Former Intern Wants to Unseat Her Old Boss, Rep. Smith

A former intern for Rep. Chris Smith (R-4) is expected to announce her candidacy for the Democratic nomination to challenge him next year in his bid to win a 21st term. The “dean” of New Jersey’s congressional delegation, Smith is also the delegation’s lone Republican after Democrats captured four additional House seats in last year’s mid-term elections.

A former foreign service officer, Stephanie Schmid of Little Silver is currently an attorney at the Center for Reproductive Rights. She plans a formal campaign launch on September 7th.

She spent seven years in the U.S. Foreign Service with postings in Haiti and Brazil before resigning rather than representing the country under the auspices of what she describes as “the reproductive rights-attacking Trump Administration.”

Smith has been an outspoken supporter of the right-to-life movement throughout his more than forty years in politics. When the 16-year-old Schmid interned for him, she realized she didn’t have the same values when it came to women’s reproductive rights.

Democrats thought they had a chance to unseat Smith last year when Democrat newcomer Josh Welle raised $1.8 million. Smith ultimately raised $1.5 million and won by 12 percentage points.
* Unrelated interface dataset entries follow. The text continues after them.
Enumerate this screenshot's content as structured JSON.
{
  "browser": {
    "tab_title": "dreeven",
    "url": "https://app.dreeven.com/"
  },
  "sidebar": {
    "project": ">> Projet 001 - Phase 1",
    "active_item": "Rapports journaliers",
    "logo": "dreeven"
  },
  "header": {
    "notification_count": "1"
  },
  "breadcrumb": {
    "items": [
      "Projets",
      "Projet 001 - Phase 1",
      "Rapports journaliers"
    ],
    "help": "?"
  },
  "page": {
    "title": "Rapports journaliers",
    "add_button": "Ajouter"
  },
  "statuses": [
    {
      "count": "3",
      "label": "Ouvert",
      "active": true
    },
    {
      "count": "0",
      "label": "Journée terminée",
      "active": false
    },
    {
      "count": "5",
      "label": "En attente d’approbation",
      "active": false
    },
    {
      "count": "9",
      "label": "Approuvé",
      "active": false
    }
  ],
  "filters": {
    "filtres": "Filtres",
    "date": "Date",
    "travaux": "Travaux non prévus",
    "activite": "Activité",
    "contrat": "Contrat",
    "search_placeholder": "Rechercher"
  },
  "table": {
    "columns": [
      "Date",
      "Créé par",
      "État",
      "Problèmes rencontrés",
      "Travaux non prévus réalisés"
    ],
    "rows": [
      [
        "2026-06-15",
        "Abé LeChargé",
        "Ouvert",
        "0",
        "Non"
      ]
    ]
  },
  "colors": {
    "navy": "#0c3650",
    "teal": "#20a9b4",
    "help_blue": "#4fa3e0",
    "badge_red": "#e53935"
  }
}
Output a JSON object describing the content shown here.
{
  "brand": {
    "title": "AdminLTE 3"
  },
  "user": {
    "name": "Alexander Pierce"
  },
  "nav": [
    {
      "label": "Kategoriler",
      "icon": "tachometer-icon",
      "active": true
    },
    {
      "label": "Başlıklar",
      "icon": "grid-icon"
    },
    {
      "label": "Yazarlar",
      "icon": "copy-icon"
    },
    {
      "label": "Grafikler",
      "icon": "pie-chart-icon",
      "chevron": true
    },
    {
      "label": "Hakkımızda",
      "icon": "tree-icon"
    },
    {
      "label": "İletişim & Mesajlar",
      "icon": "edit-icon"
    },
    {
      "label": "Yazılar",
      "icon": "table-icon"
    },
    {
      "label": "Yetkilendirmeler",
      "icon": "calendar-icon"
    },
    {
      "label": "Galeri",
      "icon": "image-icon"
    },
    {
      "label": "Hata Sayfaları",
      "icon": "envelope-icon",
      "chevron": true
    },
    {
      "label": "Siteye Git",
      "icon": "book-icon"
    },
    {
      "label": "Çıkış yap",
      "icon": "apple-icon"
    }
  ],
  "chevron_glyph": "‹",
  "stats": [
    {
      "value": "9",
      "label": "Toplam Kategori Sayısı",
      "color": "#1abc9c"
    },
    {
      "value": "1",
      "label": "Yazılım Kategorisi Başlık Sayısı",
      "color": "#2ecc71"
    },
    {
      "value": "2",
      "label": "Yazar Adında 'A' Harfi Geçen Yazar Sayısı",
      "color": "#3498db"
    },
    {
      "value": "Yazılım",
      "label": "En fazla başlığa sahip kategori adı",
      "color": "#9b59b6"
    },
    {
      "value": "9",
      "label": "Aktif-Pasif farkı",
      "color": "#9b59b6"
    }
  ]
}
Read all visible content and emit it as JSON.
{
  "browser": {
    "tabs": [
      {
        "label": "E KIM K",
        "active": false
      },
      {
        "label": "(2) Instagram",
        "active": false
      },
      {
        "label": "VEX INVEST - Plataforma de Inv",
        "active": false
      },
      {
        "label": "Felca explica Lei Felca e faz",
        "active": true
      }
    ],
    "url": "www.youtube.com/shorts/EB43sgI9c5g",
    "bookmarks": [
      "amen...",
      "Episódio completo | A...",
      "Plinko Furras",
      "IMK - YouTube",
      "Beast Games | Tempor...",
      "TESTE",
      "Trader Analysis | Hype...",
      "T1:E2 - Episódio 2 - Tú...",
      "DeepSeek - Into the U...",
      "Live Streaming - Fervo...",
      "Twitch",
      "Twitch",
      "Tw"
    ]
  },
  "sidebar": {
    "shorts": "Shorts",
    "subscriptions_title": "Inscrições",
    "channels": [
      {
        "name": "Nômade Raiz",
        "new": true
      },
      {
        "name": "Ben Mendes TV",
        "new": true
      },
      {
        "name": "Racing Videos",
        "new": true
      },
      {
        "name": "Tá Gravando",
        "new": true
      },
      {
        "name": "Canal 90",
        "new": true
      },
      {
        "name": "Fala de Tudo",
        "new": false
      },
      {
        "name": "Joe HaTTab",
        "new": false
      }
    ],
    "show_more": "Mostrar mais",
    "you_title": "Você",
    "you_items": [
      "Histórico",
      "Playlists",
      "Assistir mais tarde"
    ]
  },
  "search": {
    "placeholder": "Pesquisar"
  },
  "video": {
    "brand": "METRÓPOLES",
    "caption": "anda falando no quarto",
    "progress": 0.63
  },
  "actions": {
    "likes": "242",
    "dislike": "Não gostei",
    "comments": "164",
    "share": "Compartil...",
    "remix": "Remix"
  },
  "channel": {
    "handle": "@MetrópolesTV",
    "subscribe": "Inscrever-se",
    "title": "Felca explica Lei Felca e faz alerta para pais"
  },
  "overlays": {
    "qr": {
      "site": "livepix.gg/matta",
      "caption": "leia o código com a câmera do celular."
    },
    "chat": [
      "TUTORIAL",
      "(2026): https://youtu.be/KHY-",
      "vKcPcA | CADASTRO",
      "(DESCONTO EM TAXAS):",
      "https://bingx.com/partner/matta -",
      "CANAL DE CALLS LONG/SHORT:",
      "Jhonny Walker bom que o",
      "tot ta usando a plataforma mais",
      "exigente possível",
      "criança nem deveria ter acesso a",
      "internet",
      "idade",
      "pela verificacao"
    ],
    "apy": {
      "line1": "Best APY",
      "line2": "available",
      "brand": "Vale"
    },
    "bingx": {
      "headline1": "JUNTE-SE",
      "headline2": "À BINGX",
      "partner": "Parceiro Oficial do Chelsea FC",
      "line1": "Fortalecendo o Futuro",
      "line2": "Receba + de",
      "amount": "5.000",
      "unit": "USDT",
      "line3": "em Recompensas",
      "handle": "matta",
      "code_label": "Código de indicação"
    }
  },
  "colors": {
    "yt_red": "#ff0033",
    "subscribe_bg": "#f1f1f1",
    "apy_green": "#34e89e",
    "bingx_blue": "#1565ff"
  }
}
As of the latest reporting, Smith has $319,122 in his campaign war chest.

On his second attempt, the then 27-year-old Smith was elected to Congress in 1980 defeating thirteen-term incumbent Rep. Frank Thompson, Jr. (D-4) who was on trial for bribery and conspiracy as part of the Abscam sting.  Smith defeated Thompson by 16 percentage points while Ronald Reagan carried the district by only three points.

Now 66, Smith is still younger than five other delegation members, including freshman Rep. Jeff Van Drew (D-2).

The 4th is the only House district in the state to become more Republican over the last decade.

Although Welle has given no indication he’ll pursue a rematch, Schmid will face a number of Democrats that have already entered the race including: David Applefield, a Financial Times writer from Red Bank; Tiffany Kaszuba, a Capitol Hill lobbyist from Howell; and Christina Conforti, a holistic leadership and business coach from Ocean Grove.